- Reconsider inflation protection. Premiums drop if buyers forgo inflation protection. A 5 percent compound growth option for benefits was once the norm, meaning a $100 daily benefit became a $265 daily benefit after 20 years. Adding this safeguard today raises the cost of a policy by 120 to 240 percent for a 55-year old, according to AALTCI.
Eliminating inflation protection is the route Rief-Heskett ultimately chose, effectively freezing current benefits in order to keep her premiums low. It's a less than ideal choice, warns Bonnie Burns of the nonprofit California Health Advocates, because nursing home costs keep rising and it could be a couple of decades before you call upon your benefits.

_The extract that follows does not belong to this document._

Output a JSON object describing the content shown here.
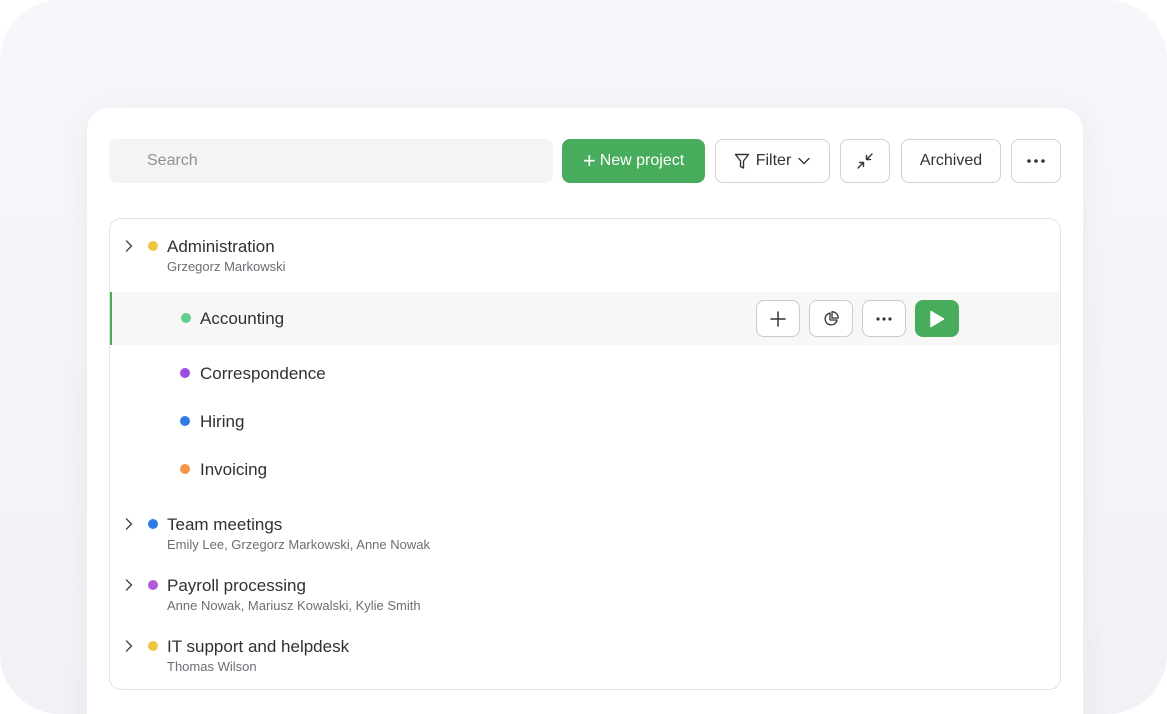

For some, she says a better alternative may be to walk away from a costly policy and shop for another. You can stop paying premiums altogether and keep coverage equal to the premiums that you have already paid. In certain states, the law requires insurers to allow this once premium hikes hit a certain threshold. So if you've paid $20,000 in premiums, your new maximum lifetime benefit would be $20,000.
- Be realistic about what you're buying. "I advise clients to consider a long-term policy as a way to ease costs rather than cover them entirely," says Charles Farrell, a tax attorney and CEO of Denver-based Northstar Investment Advisors.

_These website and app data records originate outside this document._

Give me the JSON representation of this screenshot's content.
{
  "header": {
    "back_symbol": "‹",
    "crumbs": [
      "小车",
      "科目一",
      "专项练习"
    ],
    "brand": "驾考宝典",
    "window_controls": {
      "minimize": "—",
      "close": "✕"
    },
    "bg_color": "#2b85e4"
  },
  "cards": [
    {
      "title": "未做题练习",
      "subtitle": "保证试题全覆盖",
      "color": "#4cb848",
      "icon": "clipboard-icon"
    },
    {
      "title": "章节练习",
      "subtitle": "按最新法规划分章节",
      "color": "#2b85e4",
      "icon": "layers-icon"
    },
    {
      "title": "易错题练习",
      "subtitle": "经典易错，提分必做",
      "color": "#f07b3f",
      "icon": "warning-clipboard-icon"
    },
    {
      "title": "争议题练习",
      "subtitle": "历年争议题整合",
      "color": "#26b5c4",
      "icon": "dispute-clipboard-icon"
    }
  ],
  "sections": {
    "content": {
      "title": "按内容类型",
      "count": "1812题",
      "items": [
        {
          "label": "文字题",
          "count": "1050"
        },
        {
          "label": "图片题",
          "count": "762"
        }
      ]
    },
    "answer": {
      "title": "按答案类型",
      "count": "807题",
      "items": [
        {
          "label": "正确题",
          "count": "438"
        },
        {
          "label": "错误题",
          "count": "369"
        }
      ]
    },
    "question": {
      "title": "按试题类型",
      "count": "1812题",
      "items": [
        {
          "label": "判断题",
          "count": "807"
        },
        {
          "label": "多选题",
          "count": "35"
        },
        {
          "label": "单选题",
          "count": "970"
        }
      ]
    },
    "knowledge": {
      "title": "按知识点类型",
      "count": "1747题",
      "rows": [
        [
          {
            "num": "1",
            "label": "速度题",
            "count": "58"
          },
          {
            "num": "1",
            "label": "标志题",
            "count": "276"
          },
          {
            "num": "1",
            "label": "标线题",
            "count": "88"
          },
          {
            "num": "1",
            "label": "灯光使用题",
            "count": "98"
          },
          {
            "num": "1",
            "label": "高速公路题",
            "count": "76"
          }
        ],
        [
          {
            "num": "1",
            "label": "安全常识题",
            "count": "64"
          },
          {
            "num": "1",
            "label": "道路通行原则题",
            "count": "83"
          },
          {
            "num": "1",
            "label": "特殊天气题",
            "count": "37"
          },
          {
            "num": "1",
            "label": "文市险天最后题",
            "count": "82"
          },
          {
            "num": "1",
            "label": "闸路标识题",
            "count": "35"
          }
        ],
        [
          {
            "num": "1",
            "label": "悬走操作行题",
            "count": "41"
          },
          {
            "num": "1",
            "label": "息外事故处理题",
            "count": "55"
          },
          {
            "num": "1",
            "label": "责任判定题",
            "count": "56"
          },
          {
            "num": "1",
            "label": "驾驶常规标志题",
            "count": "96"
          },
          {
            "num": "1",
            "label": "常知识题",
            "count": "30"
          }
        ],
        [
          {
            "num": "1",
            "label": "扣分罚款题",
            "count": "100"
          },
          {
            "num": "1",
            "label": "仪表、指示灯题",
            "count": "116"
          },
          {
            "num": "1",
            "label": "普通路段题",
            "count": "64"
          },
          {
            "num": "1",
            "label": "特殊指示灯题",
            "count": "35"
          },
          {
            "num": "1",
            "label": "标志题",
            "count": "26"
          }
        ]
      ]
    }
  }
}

How much insurance you need depends on your annual income and local care costs, Farrell says. If investments and Social Security generate $50,000, for instance, then insurance need only cover $50,000 to pay for the most expensive long-term care (estimated to be around $100,000 per year). Of course, this math changes if a healthy spouse shares your income.
- Get coverage in your early 50's. Buy before the aches and pains of aging set in, because insurers are becoming more circumspect about the policies they issue. "If you have any sort of healthcare hiccup in your past, you won't get coverage," Farrell says.

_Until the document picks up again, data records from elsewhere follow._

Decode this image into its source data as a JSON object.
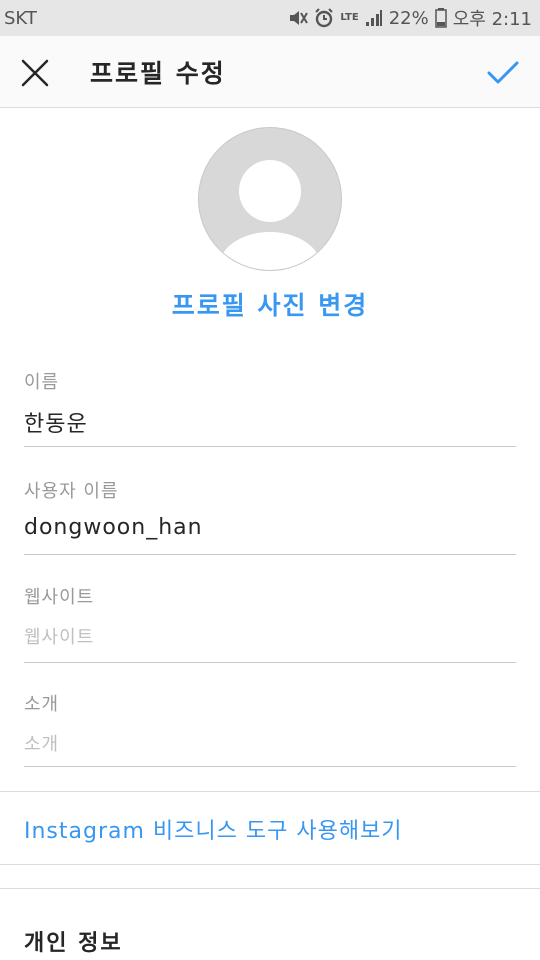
{
  "status_bar": {
    "carrier": "SKT",
    "network": "LTE",
    "battery": "22%",
    "time": "오후 2:11"
  },
  "header": {
    "title": "프로필 수정",
    "close_icon": "close-icon",
    "done_icon": "checkmark-icon",
    "accent_color": "#3897f0"
  },
  "profile": {
    "avatar_icon": "default-avatar-icon",
    "change_photo_label": "프로필 사진 변경"
  },
  "fields": [
    {
      "label": "이름",
      "value": "한동운",
      "placeholder": ""
    },
    {
      "label": "사용자 이름",
      "value": "dongwoon_han",
      "placeholder": ""
    },
    {
      "label": "웹사이트",
      "value": "",
      "placeholder": "웹사이트"
    },
    {
      "label": "소개",
      "value": "",
      "placeholder": "소개"
    }
  ],
  "business_link": "Instagram 비즈니스 도구 사용해보기",
  "private_info": {
    "title": "개인 정보"
  }
}
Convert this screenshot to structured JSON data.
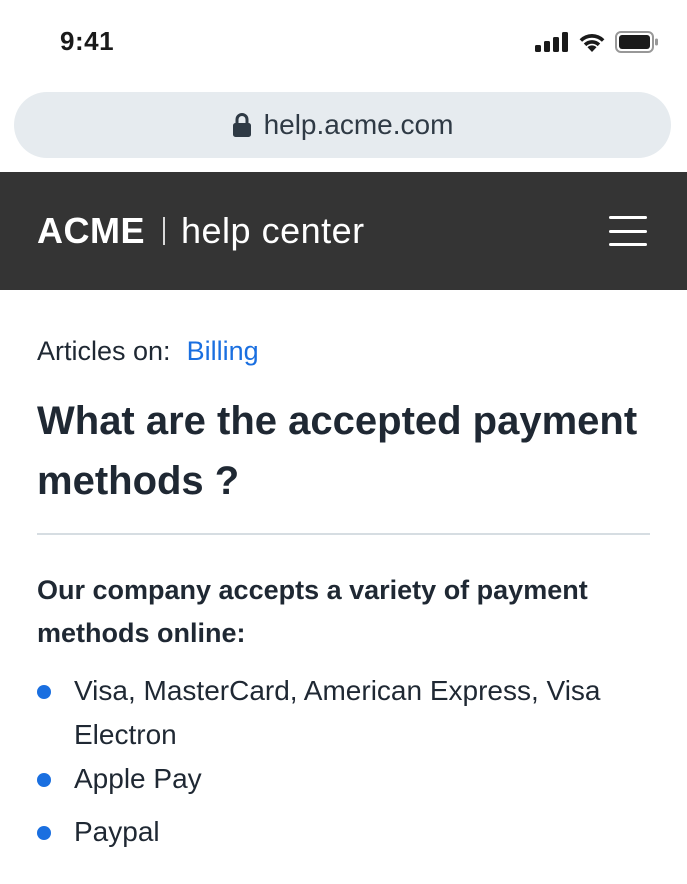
{
  "status_bar": {
    "time": "9:41",
    "icons": [
      "cellular-signal-icon",
      "wifi-icon",
      "battery-icon"
    ]
  },
  "browser": {
    "url": "help.acme.com",
    "lock_icon": "lock-icon"
  },
  "header": {
    "brand": "ACME",
    "subtitle": "help center",
    "menu_icon": "hamburger-menu-icon",
    "background": "#343434"
  },
  "article": {
    "crumb_label": "Articles on:",
    "category": "Billing",
    "title": "What are the accepted payment methods ?",
    "intro": "Our company accepts a variety of payment methods online:",
    "methods": [
      "Visa, MasterCard, American Express, Visa Electron",
      "Apple Pay",
      "Paypal"
    ]
  },
  "colors": {
    "accent": "#1a6fe0",
    "text": "#1f2833"
  }
}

- Ask if your employer offers group coverage. If you opt for coverage in the first 60 days of employment, you generally have guaranteed acceptance.
Workers who leave jobs are usually allowed to convert their group long-term care insurance plan to an individual plan. But that coverage could change slightly if your former employer cancels the group contract, and of course, rates could always go up.
If your employer doesn't offer a group plan, associations or churches often do. Your health history has to be approved in order for you to buy into one of these plans, but prices of group plans are typically lower than those of individual plans.
- Understand what you are getting. Long-term care policies are extremely technical. Some plans come with 90-day elimination periods before coverage begins. Others provide specifications about care that can vary depending on what state you happen to be in.
"If an insurance company can find a reason to disqualify you or not pay a claim, it's in their financial interest to do so," Slome says. "It might not be in the consumer's best interest, but it is reality."
Nearly one in three initial claims are denied, according to a 2010 independent U.S. Department of Health and Human Services audit, although "insurance companies tend to err slightly on the side of approving claims that may not meet policy contract benefit eligibility," the report said.
That's only for customers who manage to hang on to their insurance until they have a claim to file. "Right now we're at the mercy of the insurance companies," Rief-Heskett says. "The scary part is that they could raise premiums again next year."
(The writer is a Reuters contributor. The opinions expressed are her own.)